The Mansion of Madness is a wild, wacky thing. Once I would think I’d finally put my finger on what the hell was going on, it switched gears and went somewhere completely different. Based (very loosely, which should be obvious) on Poe’s story “The System of Doctor Tarr and Professor Fether,” the film starts with Gaston LeBlanc recounting the mysterious death of his parents; when he says “But, that’s a story for another time,” he means it, and it’s never mentioned again. LeBlanc, his friend Couvier, and Couvier’s cousin are traveling to Dr. Maillard’s insane asylum in the middle of nowhere, as LeBlanc wants to write a newspaper article on the asylum, and Couvier and Dr. Maillard are old friends. Once they reach the grounds, Couvier and his cousin turn back, and LeBlanc gets the full tour of the place, where Dr. Maillard is perfecting his “soothing” method of treating mental illness. To explain much more about the plot would really be to spoil the fun for those who haven’t seen it; anyhow, I’m not really sure I could explain much more if I wanted to.
Bunuel favorite Claudio Brook plays Dr. Malliard, and it’s quickly obvious there’s something off about the doctor. There’s a Rousselian quality to the asylum that develops nicely over the course of the film. It’s hard not to wish the whole film took place within the walls of the asylum, as the wacky screwball factor increases tenfold when it’s Couvier and his cousin trying to escape the sentries.
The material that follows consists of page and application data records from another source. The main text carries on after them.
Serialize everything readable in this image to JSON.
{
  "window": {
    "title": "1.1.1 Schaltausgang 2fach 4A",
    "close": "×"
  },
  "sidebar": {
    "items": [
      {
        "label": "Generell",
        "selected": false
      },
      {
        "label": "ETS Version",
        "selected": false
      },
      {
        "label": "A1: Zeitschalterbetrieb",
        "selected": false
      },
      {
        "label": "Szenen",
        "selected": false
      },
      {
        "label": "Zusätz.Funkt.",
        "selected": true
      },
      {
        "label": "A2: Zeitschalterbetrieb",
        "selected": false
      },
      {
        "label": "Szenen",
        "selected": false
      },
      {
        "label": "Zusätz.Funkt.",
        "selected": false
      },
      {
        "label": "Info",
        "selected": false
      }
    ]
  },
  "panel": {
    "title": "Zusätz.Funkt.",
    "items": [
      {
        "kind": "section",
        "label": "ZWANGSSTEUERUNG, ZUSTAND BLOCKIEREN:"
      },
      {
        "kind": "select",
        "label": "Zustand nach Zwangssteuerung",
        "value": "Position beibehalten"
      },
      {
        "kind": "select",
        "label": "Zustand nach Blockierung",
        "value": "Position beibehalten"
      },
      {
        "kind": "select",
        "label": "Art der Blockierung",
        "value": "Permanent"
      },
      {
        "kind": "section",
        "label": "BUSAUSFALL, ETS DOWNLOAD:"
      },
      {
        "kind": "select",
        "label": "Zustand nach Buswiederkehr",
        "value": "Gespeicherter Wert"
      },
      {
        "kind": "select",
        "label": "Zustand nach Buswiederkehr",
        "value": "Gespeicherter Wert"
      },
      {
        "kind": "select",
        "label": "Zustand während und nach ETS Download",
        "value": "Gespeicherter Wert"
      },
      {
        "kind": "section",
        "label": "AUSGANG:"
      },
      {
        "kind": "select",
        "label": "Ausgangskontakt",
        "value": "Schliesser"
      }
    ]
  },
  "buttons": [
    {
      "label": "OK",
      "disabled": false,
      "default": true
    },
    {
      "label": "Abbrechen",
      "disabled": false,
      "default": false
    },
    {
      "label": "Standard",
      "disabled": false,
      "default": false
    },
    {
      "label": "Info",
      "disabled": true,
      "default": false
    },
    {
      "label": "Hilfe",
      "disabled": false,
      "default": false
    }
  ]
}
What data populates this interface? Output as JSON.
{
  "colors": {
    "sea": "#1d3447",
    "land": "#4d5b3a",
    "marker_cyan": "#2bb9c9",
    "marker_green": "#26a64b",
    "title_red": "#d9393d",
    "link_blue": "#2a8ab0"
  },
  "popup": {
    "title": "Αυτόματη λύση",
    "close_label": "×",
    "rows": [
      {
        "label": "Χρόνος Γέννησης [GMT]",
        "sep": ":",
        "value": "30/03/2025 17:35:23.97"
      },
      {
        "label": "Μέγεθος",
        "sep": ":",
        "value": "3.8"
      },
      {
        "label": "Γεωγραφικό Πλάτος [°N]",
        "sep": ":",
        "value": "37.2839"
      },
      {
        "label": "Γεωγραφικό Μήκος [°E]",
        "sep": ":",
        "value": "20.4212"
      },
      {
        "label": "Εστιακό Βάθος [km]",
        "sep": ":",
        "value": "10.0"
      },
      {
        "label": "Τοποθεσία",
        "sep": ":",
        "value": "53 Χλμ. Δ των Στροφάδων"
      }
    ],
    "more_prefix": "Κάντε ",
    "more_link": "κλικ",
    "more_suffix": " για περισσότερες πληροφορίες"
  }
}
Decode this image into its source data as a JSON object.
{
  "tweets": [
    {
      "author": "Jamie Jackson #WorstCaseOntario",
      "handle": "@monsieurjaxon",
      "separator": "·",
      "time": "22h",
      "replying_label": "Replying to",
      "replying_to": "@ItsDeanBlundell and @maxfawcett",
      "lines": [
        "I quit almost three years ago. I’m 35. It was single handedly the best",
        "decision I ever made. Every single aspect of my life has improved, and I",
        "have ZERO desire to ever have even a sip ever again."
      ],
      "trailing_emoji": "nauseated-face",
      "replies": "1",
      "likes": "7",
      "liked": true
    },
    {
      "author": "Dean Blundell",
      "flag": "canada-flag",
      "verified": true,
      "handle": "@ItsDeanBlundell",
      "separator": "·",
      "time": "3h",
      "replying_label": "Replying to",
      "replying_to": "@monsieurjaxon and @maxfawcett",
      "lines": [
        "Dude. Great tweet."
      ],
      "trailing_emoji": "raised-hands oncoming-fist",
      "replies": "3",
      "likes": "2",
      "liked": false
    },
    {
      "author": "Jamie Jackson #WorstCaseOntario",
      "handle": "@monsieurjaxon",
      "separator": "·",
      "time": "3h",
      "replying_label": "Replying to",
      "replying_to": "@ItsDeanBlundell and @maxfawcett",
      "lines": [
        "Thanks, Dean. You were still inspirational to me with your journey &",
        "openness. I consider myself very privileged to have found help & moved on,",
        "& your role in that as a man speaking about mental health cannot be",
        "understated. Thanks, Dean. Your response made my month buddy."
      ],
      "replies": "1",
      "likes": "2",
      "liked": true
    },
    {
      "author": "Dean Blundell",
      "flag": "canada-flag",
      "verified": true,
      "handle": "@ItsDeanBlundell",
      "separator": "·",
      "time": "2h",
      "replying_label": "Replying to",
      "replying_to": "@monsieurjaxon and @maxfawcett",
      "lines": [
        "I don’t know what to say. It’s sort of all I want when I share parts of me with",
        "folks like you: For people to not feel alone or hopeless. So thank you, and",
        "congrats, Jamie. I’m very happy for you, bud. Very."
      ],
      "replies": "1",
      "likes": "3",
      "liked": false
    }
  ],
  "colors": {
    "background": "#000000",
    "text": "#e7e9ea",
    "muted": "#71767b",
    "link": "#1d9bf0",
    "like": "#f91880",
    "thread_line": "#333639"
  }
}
Location is critical when shooting a film like this, and the asylum doesn’t disappoint: subterranean dungeons, decrepit industrial machinery, baroque parlors complete with harps and stuffed alligators, corpses in glass display cases, it just gets better and better. I suspect this is in no small part due to the influence of Leonora Carrington, who was the art supervisor, and there’s scenes in this film which could have come directly from one of her paintings.
Having only seen Moctezuma’s Alucarda before, I wasn’t really ready for the surreal zaniness The Mansion of Madness offers. One moment, it’s in pure Jodorowsky territory, with a beautiful woman wearing an eyeball headpiece doing a dance with a baobab root (I know) and a surreal hippie band playing behind her; the next, it’s inundating the viewer with 20 minutes of Benny Hill-esque chase scenes, complete with goofy music.
Perhaps the strangest thing about this film is the score by Nacho Mendez, best known for his work with Moctezuma’s pal Alejandro Jodorowsky for El Topo. At times pitch-perfect (the glum march that begins the film), at times ridiculously farcical (pretty much anything in the forest), it can be distracting in the same certainly intentional way as Hess’s score for Last House On The Left.
The movie is most effective, in my opinion, when it gathers all the inmates together and lets them revel in their madness. The last 20 minutes of the film is taken up in this manner, and reminded me of Pasolini’s Salo at times – the formal setting juxtaposed with the insanity is really unsettling. That is, until the chicken dance. Wait until you see it. The Mansion of Madness is unapologetically surreal, for better or for worse. It’s probably the most interestingly insane Poe adaptation we’ll watch this month, that’s for sure.
The Mondo Macabro dvd is quite nice, with an overview of Moctezuma’s work and an interview with Guillermo del Toro (the same ones as on the MM edition of Alucarda) — you can also find the American cut of this film under the title Dr. Tarr’s Torture Dungeon on assorted Mill Creek collections. Absolutely worth watching unless you’re a Poe literalist or don’t like “confusing” films.
by Gustav LeVon
Here's a fake fireplace to curl up by since your probably
watching this alone....like I am!